One of the comments I get over and over again from unemployed job seekers is to do whatever you can to keep the job you have unless you're ready to move on and have a new job lined up.
If you are unhappy with your job, before turning in your resignation, take a look at these tips on how to keep your position. You don't need to stay forever, but, if you can, you may want to stay at least until you have another job lined up because it's harder to find a new position when you're unemployed.
Top 10 Tips for Keeping Your Job
Try to Make the Job Work. Is there anything you could be doing differently to make the job work? Could you ask for a transfer or a shift change? Is there anything that would make a difference and convince you to stay?
Work Hard. Most employers don't mind a little time spent on Facebook or texting, but do focus on your job and give your employer the time you're getting paid for. When it comes to making lay-off decisions, and the company has to choose, your employer will keep the most productive employees. Make sure you’re one of them.
If spending too much time on Facebook is your main vice, make it more difficult to visit the website by installing a Facebook blocker in your browser. Both Google Chrome and Apple offer a couple that is highly effective in keeping your Facebook time in check.
Be On Time. Employees who are late to work, take a long lunch hour, use a ton of sick time, and/or leave early every day aren't going to win any points with their boss. Be punctual and be there, instead of making excuses for why you can't be at work.
Should a personal issue be the cause of your tardiness, schedule a meeting with your boss to explain the situation. Ask if they would allow you to stay late to make up for lost time until you resolve the issue. Most employers will sympathize and be flexible if the matter is serious enough.
Be a Team Player. Be the employee who gets along well with everyone, who doesn’t take part in workplace gossip, and who offers to help colleagues. A positive attitude and kindness go a long way in earning respect and trust from your colleagues. This approach may even lead to your heightened satisfaction and happiness at work.

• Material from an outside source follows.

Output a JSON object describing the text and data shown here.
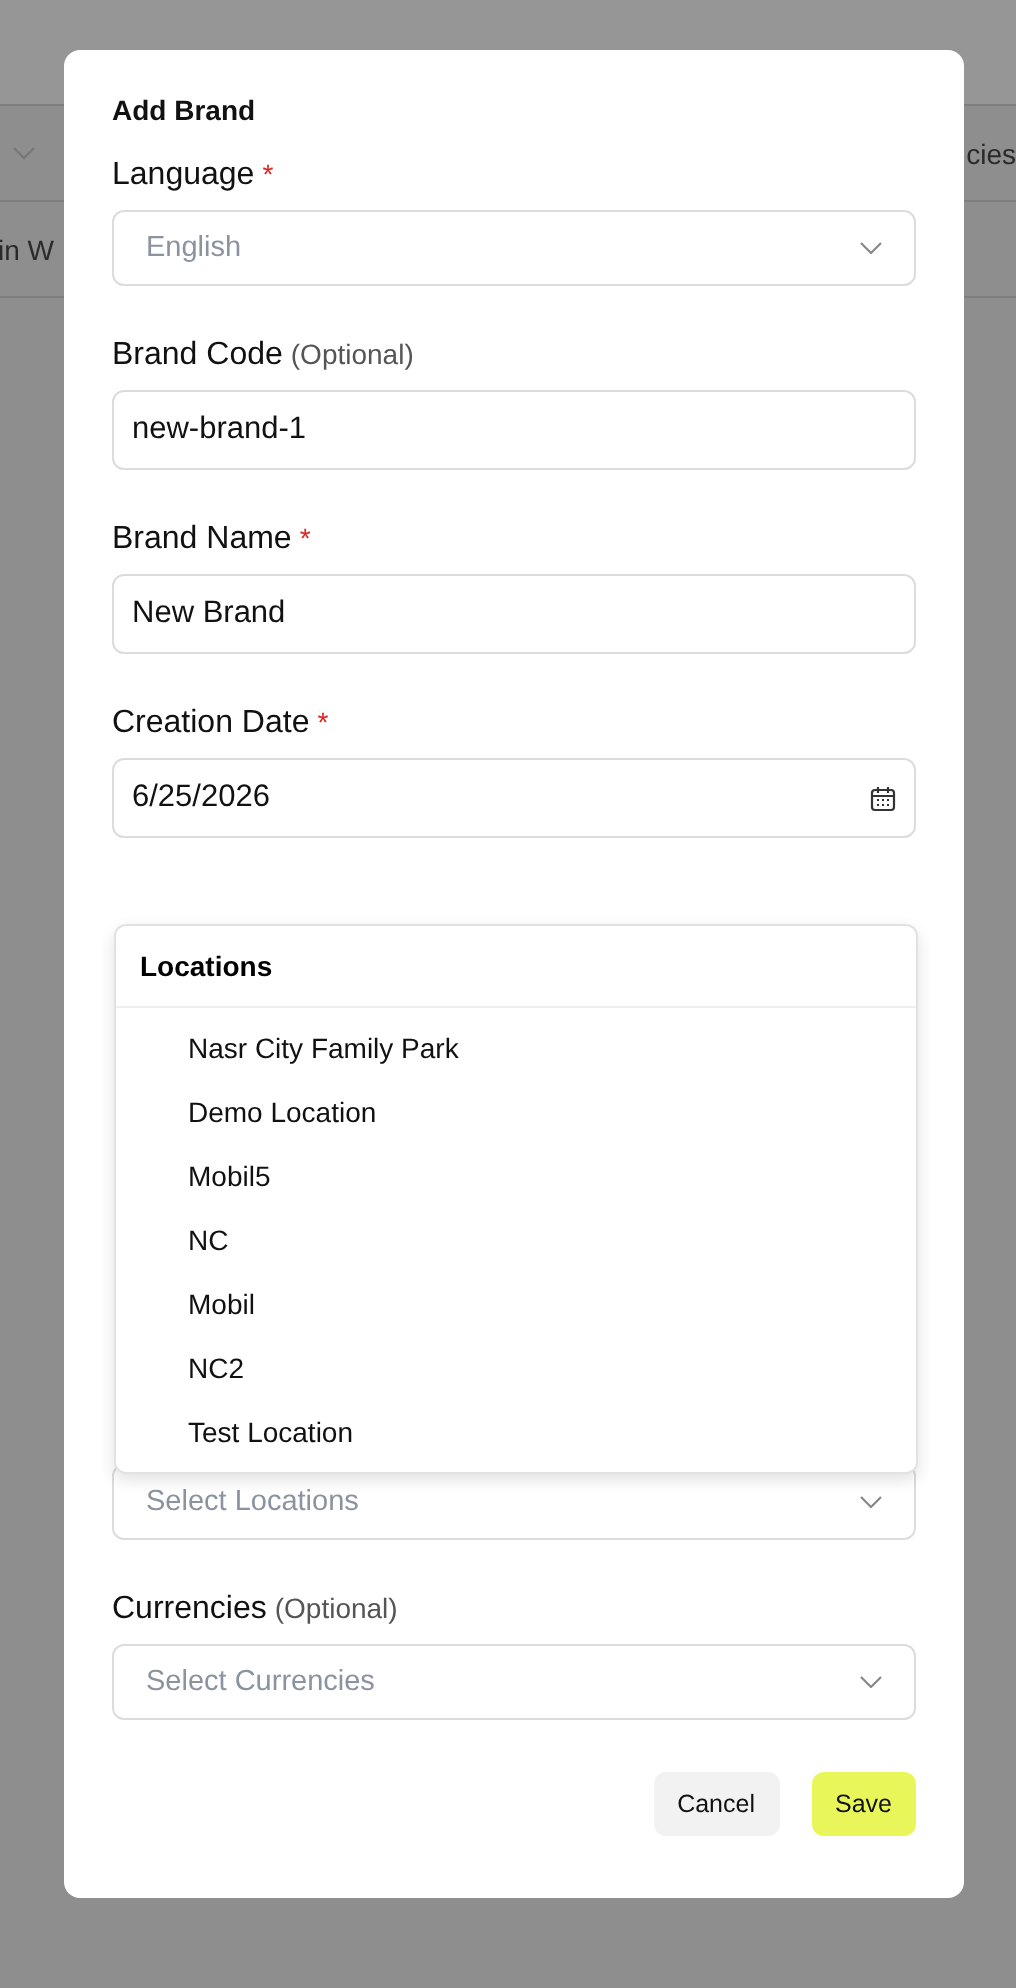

Be Flexible. Flexibility can be a key component of hanging on to your job. When your company needs someone to change shifts, work weekends, put in some overtime, or take on new tasks, consider volunteering if your personal schedule permits.
Don't Complain. Nobody likes complainers, regardless of how legitimate the complaints are. If you don't like your job, know that there are plenty of other people who would jump at the chance to get it. One way to stop complaining is to practice gratitude by saying, “I get” to do something, instead of “I have” to do something. By changing one word, you will immediately start to see the glass half full!

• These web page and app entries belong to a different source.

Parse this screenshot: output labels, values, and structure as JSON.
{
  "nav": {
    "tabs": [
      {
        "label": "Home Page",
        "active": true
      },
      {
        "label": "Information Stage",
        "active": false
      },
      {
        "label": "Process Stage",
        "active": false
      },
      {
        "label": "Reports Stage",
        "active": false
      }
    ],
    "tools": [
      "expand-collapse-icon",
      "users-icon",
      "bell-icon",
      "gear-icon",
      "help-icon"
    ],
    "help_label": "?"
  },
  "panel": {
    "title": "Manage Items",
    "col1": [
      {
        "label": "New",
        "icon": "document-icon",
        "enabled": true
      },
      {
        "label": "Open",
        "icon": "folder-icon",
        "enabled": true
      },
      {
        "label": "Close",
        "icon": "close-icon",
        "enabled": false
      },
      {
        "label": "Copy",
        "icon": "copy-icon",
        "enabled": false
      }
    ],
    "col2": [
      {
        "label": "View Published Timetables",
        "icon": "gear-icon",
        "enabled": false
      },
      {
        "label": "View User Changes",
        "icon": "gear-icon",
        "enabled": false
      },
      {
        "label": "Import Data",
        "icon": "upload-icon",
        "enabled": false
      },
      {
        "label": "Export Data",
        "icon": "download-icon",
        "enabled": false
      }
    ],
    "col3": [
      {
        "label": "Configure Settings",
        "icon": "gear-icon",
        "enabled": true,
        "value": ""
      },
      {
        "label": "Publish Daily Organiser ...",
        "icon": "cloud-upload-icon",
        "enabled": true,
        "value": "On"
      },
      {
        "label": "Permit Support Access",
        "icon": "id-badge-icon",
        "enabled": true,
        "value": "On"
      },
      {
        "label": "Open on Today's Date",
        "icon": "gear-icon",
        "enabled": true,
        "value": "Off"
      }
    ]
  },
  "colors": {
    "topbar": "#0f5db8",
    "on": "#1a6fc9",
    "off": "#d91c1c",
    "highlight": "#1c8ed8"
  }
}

There are some cases when it does make sense to speak up. If for example, you are being discriminated against or harassed by a co-worker, then it is important that you have a formal meeting with someone from HR and document each incident in writing.
Offer to Help. One of the best ways to get (or keep) job security is to volunteer for new initiatives, to offer to help with projects and to take on more responsibility. Doing so will also benefit you – the more you take on tasks outside of your comfort zone, the more you will learn and grow.
Keep Social Media and Work Separate. Even if you hate your job, keep it to yourself or your trustworthy family and friends. Don't post your discontent on social media, because chances are, the wrong person will see it. That, in and of itself, can cost you your job.
Be Positive. A positive attitude is very contagious and a key component to keeping your job long-term. I have a Post-it note on my desk with the quote, “Cheerfulness is a choice,” from Rosanne Cash. Maintaining a positive attitude, even through tough times, will make your life and the lives of your colleagues much easier. If you feel stuck in a negative rut, make simple changes to your daily routine to become more positive.
Suck it Up. Maybe it's not your favorite job. Maybe you'd rather be doing something else. However, it is a paycheck and if you need the income, it can make sense to stay until you secure a new position. Also, spend some time considering whether it's more than the job that's the problem - perhaps your career is in need of a makeover.
When All Else Fails. When keeping your job simply isn't feasible, and it isn't always, take the time to prepare for a job search and plan your departure. That way, you're not scrambling to find a job because you just got terminated. But be sure you have secured a job before quitting if you can. In fact, research shows that it’s much easier to find a job when you are employed.